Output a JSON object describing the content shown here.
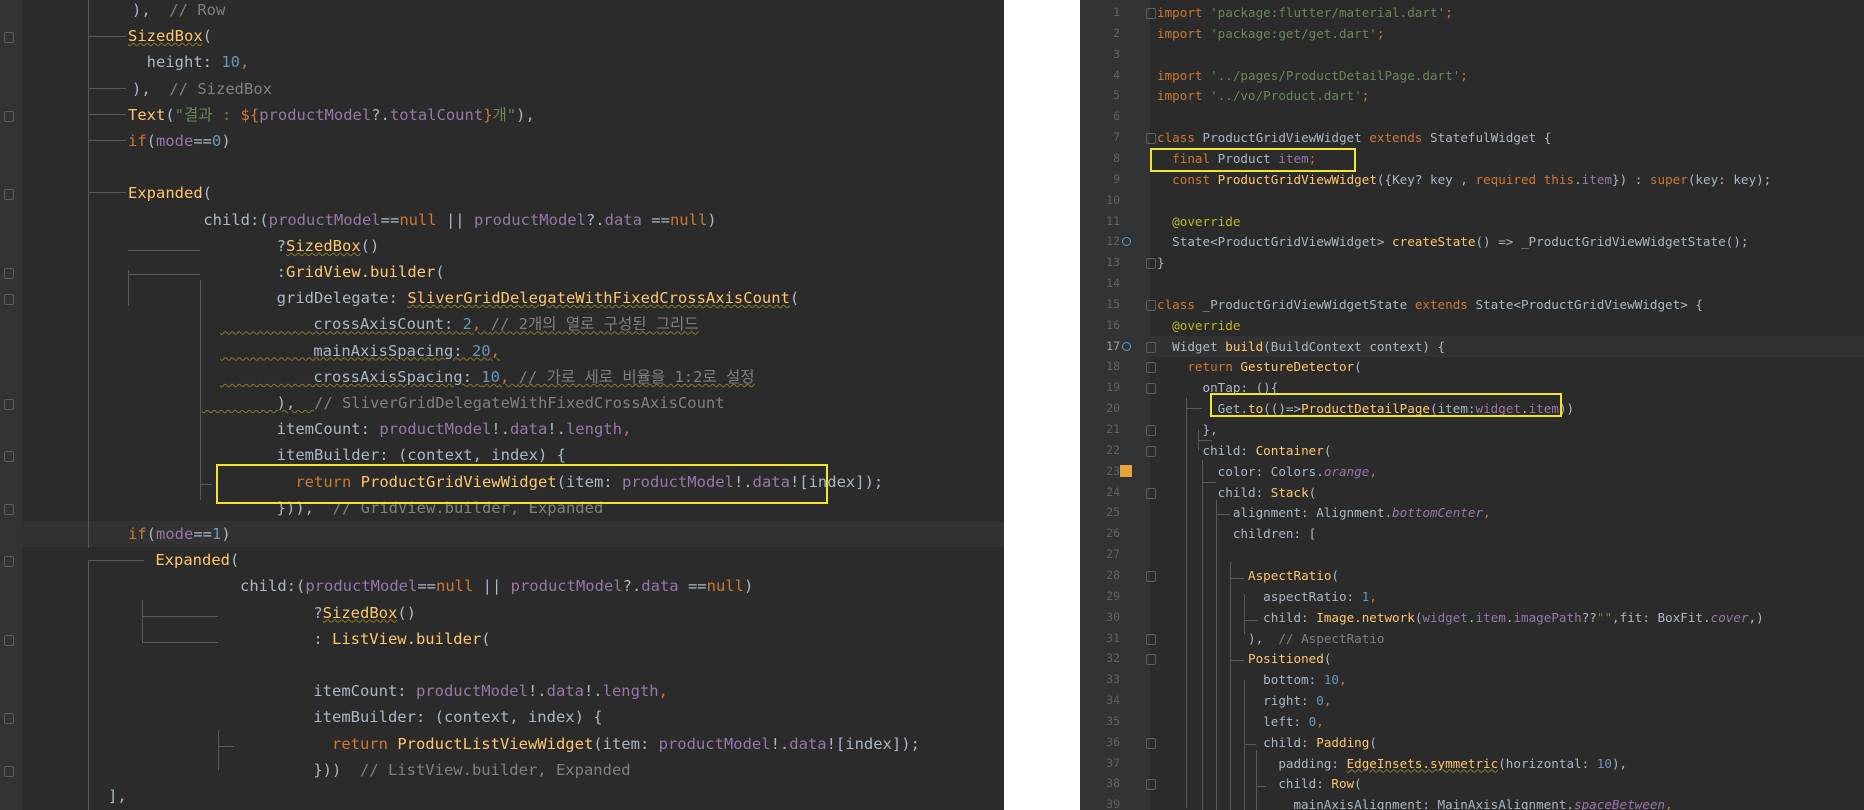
{
  "colors": {
    "background": "#2b2b2b",
    "gutter": "#313335",
    "text": "#a9b7c6",
    "keyword": "#cc7832",
    "function": "#ffc66d",
    "field": "#9876aa",
    "string": "#6a8759",
    "number": "#6897bb",
    "comment": "#808080",
    "annotation": "#bbb529",
    "highlight_box": "#f3e32b"
  },
  "left_editor": {
    "lines": [
      [
        {
          "t": "),  ",
          "c": "text"
        },
        {
          "t": "// Row",
          "c": "comment"
        }
      ],
      [
        {
          "t": "SizedBox",
          "c": "function",
          "u": true
        },
        {
          "t": "(",
          "c": "text"
        }
      ],
      [
        {
          "t": "  height: ",
          "c": "text"
        },
        {
          "t": "10",
          "c": "number"
        },
        {
          "t": ",",
          "c": "keyword"
        }
      ],
      [
        {
          "t": "),  ",
          "c": "text"
        },
        {
          "t": "// SizedBox",
          "c": "comment"
        }
      ],
      [
        {
          "t": "Text",
          "c": "function"
        },
        {
          "t": "(",
          "c": "text"
        },
        {
          "t": "\"결과 : ",
          "c": "string"
        },
        {
          "t": "${",
          "c": "keyword"
        },
        {
          "t": "productModel",
          "c": "field"
        },
        {
          "t": "?.",
          "c": "text"
        },
        {
          "t": "totalCount",
          "c": "field"
        },
        {
          "t": "}",
          "c": "keyword"
        },
        {
          "t": "개\"",
          "c": "string"
        },
        {
          "t": "),",
          "c": "text"
        }
      ],
      [
        {
          "t": "if",
          "c": "keyword"
        },
        {
          "t": "(",
          "c": "text"
        },
        {
          "t": "mode",
          "c": "field"
        },
        {
          "t": "==",
          "c": "text"
        },
        {
          "t": "0",
          "c": "number"
        },
        {
          "t": ")",
          "c": "text"
        }
      ],
      [],
      [
        {
          "t": "Expanded",
          "c": "function"
        },
        {
          "t": "(",
          "c": "text"
        }
      ],
      [
        {
          "t": "    child:(",
          "c": "text"
        },
        {
          "t": "productModel",
          "c": "field"
        },
        {
          "t": "==",
          "c": "text"
        },
        {
          "t": "null",
          "c": "keyword"
        },
        {
          "t": " || ",
          "c": "text"
        },
        {
          "t": "productModel",
          "c": "field"
        },
        {
          "t": "?.",
          "c": "text"
        },
        {
          "t": "data",
          "c": "field"
        },
        {
          "t": " ==",
          "c": "text"
        },
        {
          "t": "null",
          "c": "keyword"
        },
        {
          "t": ")",
          "c": "text"
        }
      ],
      [
        {
          "t": "        ?",
          "c": "text"
        },
        {
          "t": "SizedBox",
          "c": "function",
          "u": true
        },
        {
          "t": "()",
          "c": "text"
        }
      ],
      [
        {
          "t": "        :",
          "c": "text"
        },
        {
          "t": "GridView.builder",
          "c": "function"
        },
        {
          "t": "(",
          "c": "text"
        }
      ],
      [
        {
          "t": "        gridDelegate: ",
          "c": "text"
        },
        {
          "t": "SliverGridDelegateWithFixedCrossAxisCount",
          "c": "function",
          "u": true
        },
        {
          "t": "(",
          "c": "text"
        }
      ],
      [
        {
          "t": "          crossAxisCount: ",
          "c": "text",
          "u": true
        },
        {
          "t": "2",
          "c": "number",
          "u": true
        },
        {
          "t": ", ",
          "c": "keyword",
          "u": true
        },
        {
          "t": "// 2개의 열로 구성된 그리드",
          "c": "comment",
          "u": true
        }
      ],
      [
        {
          "t": "          mainAxisSpacing: ",
          "c": "text",
          "u": true
        },
        {
          "t": "20",
          "c": "number",
          "u": true
        },
        {
          "t": ",",
          "c": "keyword",
          "u": true
        }
      ],
      [
        {
          "t": "          crossAxisSpacing: ",
          "c": "text",
          "u": true
        },
        {
          "t": "10",
          "c": "number",
          "u": true
        },
        {
          "t": ", ",
          "c": "keyword",
          "u": true
        },
        {
          "t": "// 가로 세로 비율을 1:2로 설정",
          "c": "comment",
          "u": true
        }
      ],
      [
        {
          "t": "        ),  ",
          "c": "text",
          "u": true
        },
        {
          "t": "// SliverGridDelegateWithFixedCrossAxisCount",
          "c": "comment"
        }
      ],
      [
        {
          "t": "        itemCount: ",
          "c": "text"
        },
        {
          "t": "productModel",
          "c": "field"
        },
        {
          "t": "!.",
          "c": "text"
        },
        {
          "t": "data",
          "c": "field"
        },
        {
          "t": "!.",
          "c": "text"
        },
        {
          "t": "length",
          "c": "field"
        },
        {
          "t": ",",
          "c": "keyword"
        }
      ],
      [
        {
          "t": "        itemBuilder: (context, index) {",
          "c": "text"
        }
      ],
      [
        {
          "t": "          ",
          "c": "text"
        },
        {
          "t": "return ",
          "c": "keyword"
        },
        {
          "t": "ProductGridViewWidget",
          "c": "function"
        },
        {
          "t": "(item: ",
          "c": "text"
        },
        {
          "t": "productModel",
          "c": "field"
        },
        {
          "t": "!.",
          "c": "text"
        },
        {
          "t": "data",
          "c": "field"
        },
        {
          "t": "![index]);",
          "c": "text"
        }
      ],
      [
        {
          "t": "        })),  ",
          "c": "text"
        },
        {
          "t": "// GridView.builder, Expanded",
          "c": "comment"
        }
      ],
      [
        {
          "t": "if",
          "c": "keyword"
        },
        {
          "t": "(",
          "c": "text"
        },
        {
          "t": "mode",
          "c": "field"
        },
        {
          "t": "==",
          "c": "text"
        },
        {
          "t": "1",
          "c": "number"
        },
        {
          "t": ")",
          "c": "text"
        }
      ],
      [
        {
          "t": " Expanded",
          "c": "function"
        },
        {
          "t": "(",
          "c": "text"
        }
      ],
      [
        {
          "t": "      child:(",
          "c": "text"
        },
        {
          "t": "productModel",
          "c": "field"
        },
        {
          "t": "==",
          "c": "text"
        },
        {
          "t": "null",
          "c": "keyword"
        },
        {
          "t": " || ",
          "c": "text"
        },
        {
          "t": "productModel",
          "c": "field"
        },
        {
          "t": "?.",
          "c": "text"
        },
        {
          "t": "data",
          "c": "field"
        },
        {
          "t": " ==",
          "c": "text"
        },
        {
          "t": "null",
          "c": "keyword"
        },
        {
          "t": ")",
          "c": "text"
        }
      ],
      [
        {
          "t": "          ?",
          "c": "text"
        },
        {
          "t": "SizedBox",
          "c": "function",
          "u": true
        },
        {
          "t": "()",
          "c": "text"
        }
      ],
      [
        {
          "t": "          : ",
          "c": "text"
        },
        {
          "t": "ListView.builder",
          "c": "function"
        },
        {
          "t": "(",
          "c": "text"
        }
      ],
      [],
      [
        {
          "t": "          itemCount: ",
          "c": "text"
        },
        {
          "t": "productModel",
          "c": "field"
        },
        {
          "t": "!.",
          "c": "text"
        },
        {
          "t": "data",
          "c": "field"
        },
        {
          "t": "!.",
          "c": "text"
        },
        {
          "t": "length",
          "c": "field"
        },
        {
          "t": ",",
          "c": "keyword"
        }
      ],
      [
        {
          "t": "          itemBuilder: (context, index) {",
          "c": "text"
        }
      ],
      [
        {
          "t": "            ",
          "c": "text"
        },
        {
          "t": "return ",
          "c": "keyword"
        },
        {
          "t": "ProductListViewWidget",
          "c": "function"
        },
        {
          "t": "(item: ",
          "c": "text"
        },
        {
          "t": "productModel",
          "c": "field"
        },
        {
          "t": "!.",
          "c": "text"
        },
        {
          "t": "data",
          "c": "field"
        },
        {
          "t": "![index]);",
          "c": "text"
        }
      ],
      [
        {
          "t": "          }))  ",
          "c": "text"
        },
        {
          "t": "// ListView.builder, Expanded",
          "c": "comment"
        }
      ],
      [
        {
          "t": "],",
          "c": "text"
        }
      ]
    ]
  },
  "right_editor": {
    "current_line": 17,
    "lines": [
      [
        {
          "t": "import ",
          "c": "keyword"
        },
        {
          "t": "'package:flutter/material.dart'",
          "c": "string"
        },
        {
          "t": ";",
          "c": "keyword"
        }
      ],
      [
        {
          "t": "import ",
          "c": "keyword"
        },
        {
          "t": "'package:get/get.dart'",
          "c": "string"
        },
        {
          "t": ";",
          "c": "keyword"
        }
      ],
      [],
      [
        {
          "t": "import ",
          "c": "keyword"
        },
        {
          "t": "'../pages/ProductDetailPage.dart'",
          "c": "string"
        },
        {
          "t": ";",
          "c": "keyword"
        }
      ],
      [
        {
          "t": "import ",
          "c": "keyword"
        },
        {
          "t": "'../vo/Product.dart'",
          "c": "string"
        },
        {
          "t": ";",
          "c": "keyword"
        }
      ],
      [],
      [
        {
          "t": "class ",
          "c": "keyword"
        },
        {
          "t": "ProductGridViewWidget ",
          "c": "text"
        },
        {
          "t": "extends ",
          "c": "keyword"
        },
        {
          "t": "StatefulWidget {",
          "c": "text"
        }
      ],
      [
        {
          "t": "  final ",
          "c": "keyword"
        },
        {
          "t": "Product ",
          "c": "text"
        },
        {
          "t": "item",
          "c": "field"
        },
        {
          "t": ";",
          "c": "keyword"
        }
      ],
      [
        {
          "t": "  const ",
          "c": "keyword"
        },
        {
          "t": "ProductGridViewWidget",
          "c": "function"
        },
        {
          "t": "({Key? key , ",
          "c": "text"
        },
        {
          "t": "required this",
          "c": "keyword"
        },
        {
          "t": ".",
          "c": "text"
        },
        {
          "t": "item",
          "c": "field"
        },
        {
          "t": "}) : ",
          "c": "text"
        },
        {
          "t": "super",
          "c": "keyword"
        },
        {
          "t": "(key: key);",
          "c": "text"
        }
      ],
      [],
      [
        {
          "t": "  @override",
          "c": "annotation"
        }
      ],
      [
        {
          "t": "  State<ProductGridViewWidget> ",
          "c": "text"
        },
        {
          "t": "createState",
          "c": "function"
        },
        {
          "t": "() => _ProductGridViewWidgetState();",
          "c": "text"
        }
      ],
      [
        {
          "t": "}",
          "c": "text"
        }
      ],
      [],
      [
        {
          "t": "class ",
          "c": "keyword"
        },
        {
          "t": "_ProductGridViewWidgetState ",
          "c": "text"
        },
        {
          "t": "extends ",
          "c": "keyword"
        },
        {
          "t": "State<ProductGridViewWidget> {",
          "c": "text"
        }
      ],
      [
        {
          "t": "  @override",
          "c": "annotation"
        }
      ],
      [
        {
          "t": "  Widget ",
          "c": "text"
        },
        {
          "t": "build",
          "c": "function"
        },
        {
          "t": "(BuildContext context) {",
          "c": "text"
        }
      ],
      [
        {
          "t": "    return ",
          "c": "keyword"
        },
        {
          "t": "GestureDetector",
          "c": "function"
        },
        {
          "t": "(",
          "c": "text"
        }
      ],
      [
        {
          "t": "      onTap: (){",
          "c": "text"
        }
      ],
      [
        {
          "t": "        Get.",
          "c": "text"
        },
        {
          "t": "to",
          "c": "function"
        },
        {
          "t": "(()=>",
          "c": "text"
        },
        {
          "t": "ProductDetailPage",
          "c": "function"
        },
        {
          "t": "(item:",
          "c": "text"
        },
        {
          "t": "widget",
          "c": "field"
        },
        {
          "t": ".",
          "c": "text"
        },
        {
          "t": "item",
          "c": "field"
        },
        {
          "t": "))",
          "c": "text"
        }
      ],
      [
        {
          "t": "      },",
          "c": "text"
        }
      ],
      [
        {
          "t": "      child: ",
          "c": "text"
        },
        {
          "t": "Container",
          "c": "function"
        },
        {
          "t": "(",
          "c": "text"
        }
      ],
      [
        {
          "t": "        color: Colors.",
          "c": "text"
        },
        {
          "t": "orange",
          "c": "field",
          "i": true
        },
        {
          "t": ",",
          "c": "keyword"
        }
      ],
      [
        {
          "t": "        child: ",
          "c": "text"
        },
        {
          "t": "Stack",
          "c": "function"
        },
        {
          "t": "(",
          "c": "text"
        }
      ],
      [
        {
          "t": "          alignment: Alignment.",
          "c": "text"
        },
        {
          "t": "bottomCenter",
          "c": "field",
          "i": true
        },
        {
          "t": ",",
          "c": "keyword"
        }
      ],
      [
        {
          "t": "          children: [",
          "c": "text"
        }
      ],
      [],
      [
        {
          "t": "            ",
          "c": "text"
        },
        {
          "t": "AspectRatio",
          "c": "function"
        },
        {
          "t": "(",
          "c": "text"
        }
      ],
      [
        {
          "t": "              aspectRatio: ",
          "c": "text"
        },
        {
          "t": "1",
          "c": "number"
        },
        {
          "t": ",",
          "c": "keyword"
        }
      ],
      [
        {
          "t": "              child: ",
          "c": "text"
        },
        {
          "t": "Image.network",
          "c": "function"
        },
        {
          "t": "(",
          "c": "text"
        },
        {
          "t": "widget",
          "c": "field"
        },
        {
          "t": ".",
          "c": "text"
        },
        {
          "t": "item",
          "c": "field"
        },
        {
          "t": ".",
          "c": "text"
        },
        {
          "t": "imagePath",
          "c": "field"
        },
        {
          "t": "??",
          "c": "text"
        },
        {
          "t": "\"\"",
          "c": "string"
        },
        {
          "t": ",fit: BoxFit.",
          "c": "text"
        },
        {
          "t": "cover",
          "c": "field",
          "i": true
        },
        {
          "t": ",)",
          "c": "text"
        }
      ],
      [
        {
          "t": "            ),  ",
          "c": "text"
        },
        {
          "t": "// AspectRatio",
          "c": "comment"
        }
      ],
      [
        {
          "t": "            ",
          "c": "text"
        },
        {
          "t": "Positioned",
          "c": "function"
        },
        {
          "t": "(",
          "c": "text"
        }
      ],
      [
        {
          "t": "              bottom: ",
          "c": "text"
        },
        {
          "t": "10",
          "c": "number"
        },
        {
          "t": ",",
          "c": "keyword"
        }
      ],
      [
        {
          "t": "              right: ",
          "c": "text"
        },
        {
          "t": "0",
          "c": "number"
        },
        {
          "t": ",",
          "c": "keyword"
        }
      ],
      [
        {
          "t": "              left: ",
          "c": "text"
        },
        {
          "t": "0",
          "c": "number"
        },
        {
          "t": ",",
          "c": "keyword"
        }
      ],
      [
        {
          "t": "              child: ",
          "c": "text"
        },
        {
          "t": "Padding",
          "c": "function"
        },
        {
          "t": "(",
          "c": "text"
        }
      ],
      [
        {
          "t": "                padding: ",
          "c": "text"
        },
        {
          "t": "EdgeInsets.symmetric",
          "c": "function",
          "u": true
        },
        {
          "t": "(horizontal: ",
          "c": "text"
        },
        {
          "t": "10",
          "c": "number"
        },
        {
          "t": "),",
          "c": "text"
        }
      ],
      [
        {
          "t": "                child: ",
          "c": "text"
        },
        {
          "t": "Row",
          "c": "function"
        },
        {
          "t": "(",
          "c": "text"
        }
      ],
      [
        {
          "t": "                  mainAxisAlignment: MainAxisAlignment.",
          "c": "text"
        },
        {
          "t": "spaceBetween",
          "c": "field",
          "i": true
        },
        {
          "t": ",",
          "c": "keyword"
        }
      ]
    ]
  }
}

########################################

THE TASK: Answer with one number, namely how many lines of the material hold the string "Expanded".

YOUR SOLUTION: 4